I’m involved in another email correspondence with a guy that is looking to get into the executive protection field. He asked me about the various courses and companies out there, and I responded with the email below, which has been slightly edited for privacy purposes
Any company that named itself "Special Operations Protection Services Ltd." is already suspect in my book. A word or caution of the “Special Operations Protection Services Ltd.” of the world. The U.S. is flooded with guys that signed on to one of the PSDs in Iraq or Afghanistan after an illustrious career at the county volunteer fire department or working the gun-counter at WalMart. They did one or two tours, had they pictures taken under Baghdad's Crossed Swords decked out in the best Gucci kit that money could buy, and then went home to open up Special Operations Bodyguard, Rendition, and Ninja Training. The United States does not regulate EP courses, so anyone with some cool pictures and an Iraq or Afghanistan stamp in their passport can open one. Caveat emptor.

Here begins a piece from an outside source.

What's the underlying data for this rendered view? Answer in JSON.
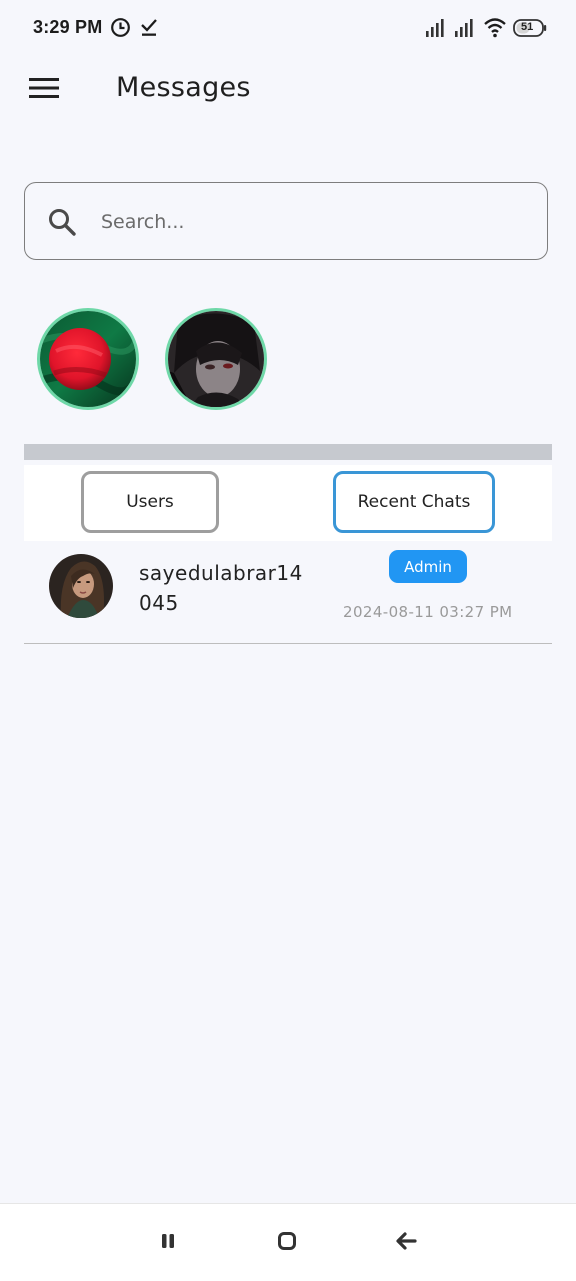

In terms of course costs, I'll grant you that executive protection training is not cheap. I was lucky enough to get the Army to pick up the tab for a lot of the EP training I did. A lot of guys will tell you that it's an "investment" into your new career, and I guess that's true to an extent, but it's still expensive and hard to swallow. Having said that, it makes it all the more vital that you get the most for the money that you're laying down. I can assure you that “Special Operations Protection Services and Ninja Training Ltd.” would not be on that list.
One way to get the most from you money is to attend a course that has all of the facets of protection rolled into it, i.e. driving, combatives, medical, etc... One such course is given by the International Training Group, out of, I believe, California. This was my first EP course, and some of the best training I've ever gone through, even in the military.
Another thought on courses is that you're looking for name recognition. If you slap "Special Operations Bodyguard Services - Ninja-Bodyguard Course on your resume, no one is going to recognize it, and will pass right over it as if you never attended anything. You have to find courses that people in the industry are familiar with and that have a lot of alumni (networking opportunities). Since you asked about driving, I'll tell you that BSR and Tony Scotti are two of the industry standards. Anyone that is seriously doing this job has gone to one or both of these schools, and most active instructors can trace their linage back to them as well. Granted there are a ton of driving schools out there offering decent training, but again, it's about name recognition on your resume.
Driving schools. Lot's of schools will teach you how to spin a car around, but that's not protective driving. Look for schools that work in multi-car formations, so you know what a lead car does, or how to drive the client car, or how hectic life is in the follow-car. All of these are different and have different roles and responsibilities. Can you coordinate a four-car Reverse 180 on a narrow street in the dark under pressure? That's what you're looking for.
Finally, you need to decide on what type of protection you want to do. Many will tell you that the principles are the same for all threat levels, and that's true to an extent. However, if you know that you want to do corporate protection, there are courses that specialize in those skills (R L Oatman & Associates). If you know that you're more inclined to do high-risk PSD work than look to Blackwater-type courses. As an example, Bob Oatman, doesn't even use the word firearm in his entire one-week course, but has a couple blocks of instruction on dress and business etiquette. Blackwater USA, on the other hand, has you on the range within the first hour of the course working on shooting. Keep in mind that the vast majority of all Stateside details are unarmed. Get my point?
Anyway, that's probably more that you needed, but it will move you in the right direction.